Chef Aarón Sánchez is one of the most beloved celebrity chefs, and one of the biggest names in Mexican cuisine in the country. For Hispanic Heritage Month the chef shares with us the three most common mistakes people make when attempting to cook Mexican food, and a recipe for a comforting Mexican chorizo and beef ragu.
Follow along as a way to embrace, respect, and honor real ingredients, and the profound impact of Latin cultures in North America.
Food is an incredible way to learn about, and to understand and connect with other cultures, but it is important that people read and educate themselves beyond just eating deliciously. Chef Sánchez is not just an award-winning chef and a staple of food TV, he is also the author of a great memoir in which he gets very real about his experience as a Mexican-American, and his start working in kitchens as a Latino:

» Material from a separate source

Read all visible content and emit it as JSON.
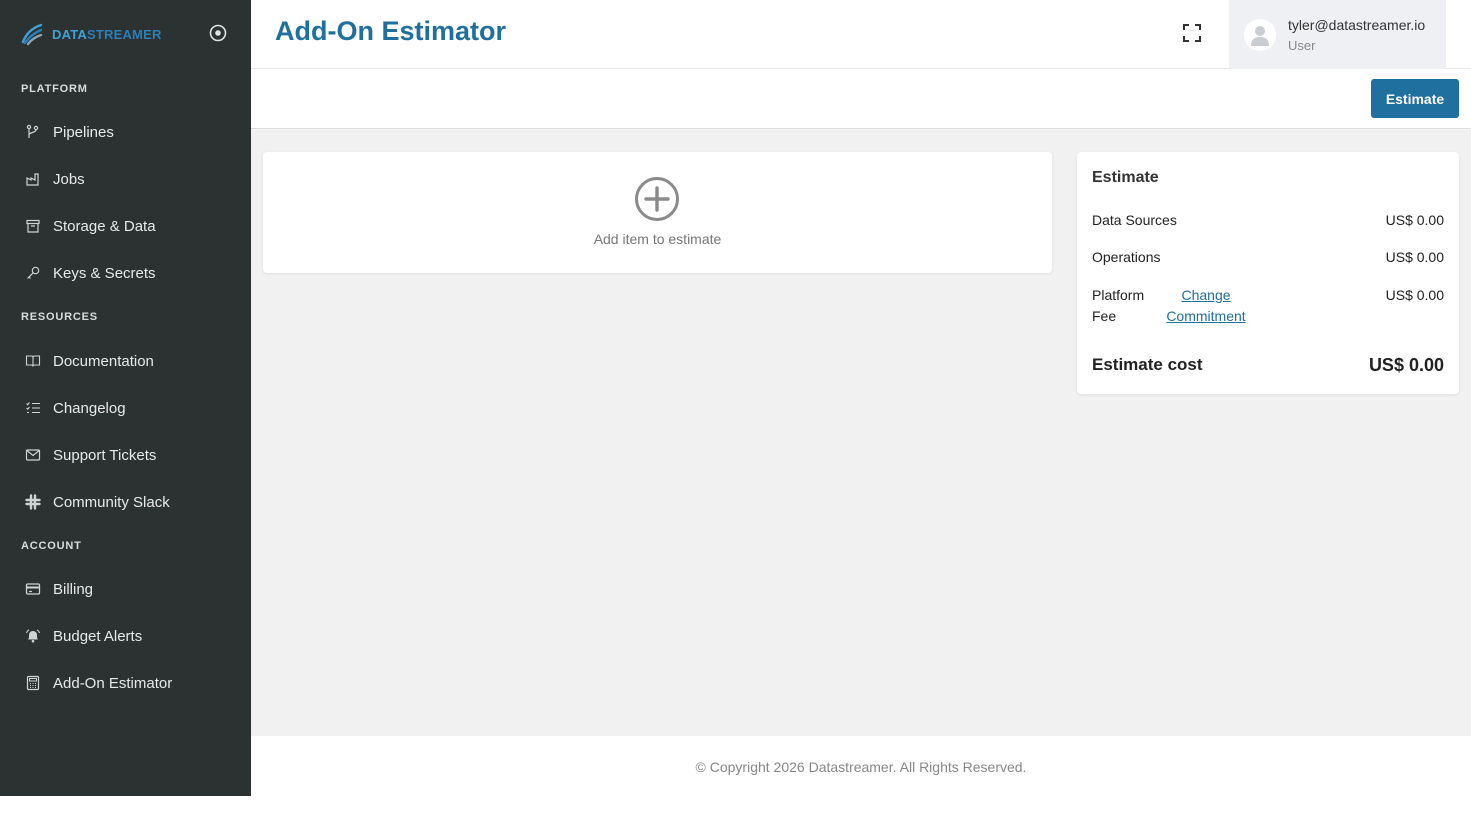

Where I Come From: Life Lessons from a Latino Chef by Aaron Sanchez, $15.49 from Amazon
Giving back to the Latinx community is important to the chef. He is an active philanthropist, and in 2016 founded the Aarón Sánchez Scholarship Fund, an initiative empowering aspiring chefs from the Latin community to follow their dreams and attend culinary school.
According to the chef, the best way to celebrate this month beyond reading, learning, and otherwise discovering all the great contributions Latinx and Hispanic people have made to the world, is to cook some Latino food (in his case Mexican) and honor and celebrate your ingredients as well—sometimes cooking outside of your own experience and culture goes beyond authenticity, it’s really about respect.

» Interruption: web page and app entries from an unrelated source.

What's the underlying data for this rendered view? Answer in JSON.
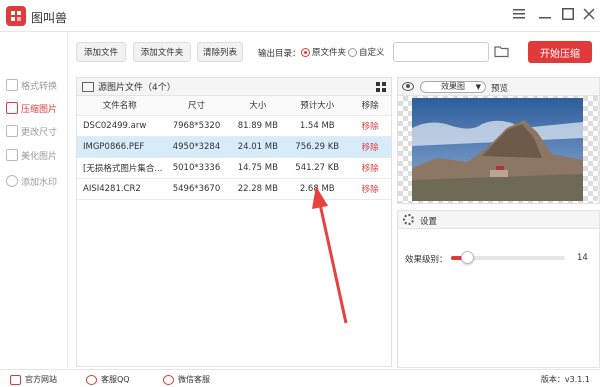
{
  "app": {
    "title": "图叫兽"
  },
  "sidebar": {
    "items": [
      {
        "label": "格式转换",
        "active": false
      },
      {
        "label": "压缩图片",
        "active": true
      },
      {
        "label": "更改尺寸",
        "active": false
      },
      {
        "label": "美化图片",
        "active": false
      },
      {
        "label": "添加水印",
        "active": false
      }
    ]
  },
  "toolbar": {
    "add_file": "添加文件",
    "add_folder": "添加文件夹",
    "clear_list": "清除列表",
    "output_dir_label": "输出目录：",
    "radio_original": "原文件夹",
    "radio_custom": "自定义",
    "selected_output": "原文件夹",
    "path_value": "",
    "start_button": "开始压缩"
  },
  "file_panel": {
    "header": "源图片文件（4个）",
    "columns": [
      "文件名称",
      "尺寸",
      "大小",
      "预计大小",
      "移除"
    ],
    "rows": [
      {
        "name": "DSC02499.arw",
        "size": "7968*5320",
        "filesize": "81.89 MB",
        "estimated": "1.54 MB",
        "remove": "移除"
      },
      {
        "name": "IMGP0866.PEF",
        "size": "4950*3284",
        "filesize": "24.01 MB",
        "estimated": "756.29 KB",
        "remove": "移除"
      },
      {
        "name": "[无损格式图片集合...",
        "size": "5010*3336",
        "filesize": "14.75 MB",
        "estimated": "541.27 KB",
        "remove": "移除"
      },
      {
        "name": "AISI4281.CR2",
        "size": "5496*3670",
        "filesize": "22.28 MB",
        "estimated": "2.68 MB",
        "remove": "移除"
      }
    ],
    "selected_row": 1
  },
  "preview": {
    "effect_select": "效果图",
    "label": "预览"
  },
  "settings": {
    "title": "设置",
    "level_label": "效果级别：",
    "level_value": "14",
    "level_fraction": 0.14
  },
  "footer": {
    "website": "官方网站",
    "qq": "客服QQ",
    "wechat": "微信客服",
    "version": "版本：v3.1.1"
  },
  "colors": {
    "accent": "#e03a3a",
    "selected_row": "#d7ecfa"
  }
}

Common Mexican Cooking Mistakes
To that end, he gives you tips for ripening avocados to perfection; using traditional ingredients (cheddar is not always better, especially for your quesadillas, tacos, and enchiladas); and honoring everyday ingredients by doing all you can to reduce food waste—and get the most flavor from every last bit (use those cilantro stems and zest your limes before you juice them!).
Watch our video to learn more about the most common mistakes people make when trying to cook Mexican food:
Need additional inspo? Chef Sánchez also shared with us an amazing recipe that proves you can try something new while still honoring traditional ingredients.
Chorizo Ragu and Cheesy Toasts Recipe
Courtesy of Aarón Sánchez
- 3 bolillo-style rolls or 1 long baguette
- 2 tablespoons olive oil
- 1 yellow or white onion, chopped 2 to 3 carrots, chopped
- 1⁄2 teaspoon salt
- 6 cloves garlic
- 8 ounces white or baby bella mushrooms, chopped
- 2 tablespoons tomato paste
- 1 tablespoon dried oregano
- 1 teaspoon ground cumin
- 1 1⁄4 pounds ground beef
- 1 (10-ounce) package pork chorizo
- 1 (28-ounce) can crushed or pureed tomatoes
- 6 tablespoons unsalted butter, softened
- 9 tablespoons crema, plus more for serving
- 1 1⁄2 cups crumbled queso fresco
- Preheat the oven to 400 F. Halve the bread lengthwise.
- In a heavy-bottomed pot, warm the olive oil over medium heat. Add the onions, carrots, and salt, then cook stirring occasionally, until the vegetables are just starting to soften, 3 to 4 minutes. Mince 2 cloves of garlic and add them to the pot with the mushrooms and cook for about 3 minutes more.
- Use your spoon to push the vegetables to the edges of the pan, then add the tomato paste, oregano, and cumin to the center of the pan and sauté until fragrant, 1 to 2 minutes.
- Increase the heat to high and add the beef and the chorizo. Break the meat up with your spoon but don’t over stir. When the beef is no longer pink, pour in the tomatoes and bring to a simmer. Decrease the heat to medium-high and let simmer, stirring occasionally.
- While the ragu simmers, use a fork to mash or whip the butter with the crema until smooth. Mince the remaining 4 cloves garlic or use a Microplane to finely grate them, then stir the garlic into the crema mixture.
- Spread the crema mixture evenly over the bread, trying to cover as much area as possible. Sprinkle the crumbled queso fresco all over and place on a rimmed baking sheet, cheese side up. Toast for 4 to 5 minutes, until the cheese is melted and bubbling. If you’d like, finish it under the broiler for 30 to 60 seconds for deeper browning. Cut the bread into individual portions.
- After about 20 minutes of simmering, the ragu should have thickened up a bit and its flavors melded. Swirl in a splash of crema, then serve the ragu in bowls with cheesy toasts on the side or ladle it right over the toasts.
For more delicious dishes and words of wisdom, be sure to check out his cookbook written with JJ Goode:
Simple Food, Big Flavor: Unforgettable Mexican-Inspired Recipes from My Kitchen to Yours, $17.45 from Amazon
Header image courtesy of Cacique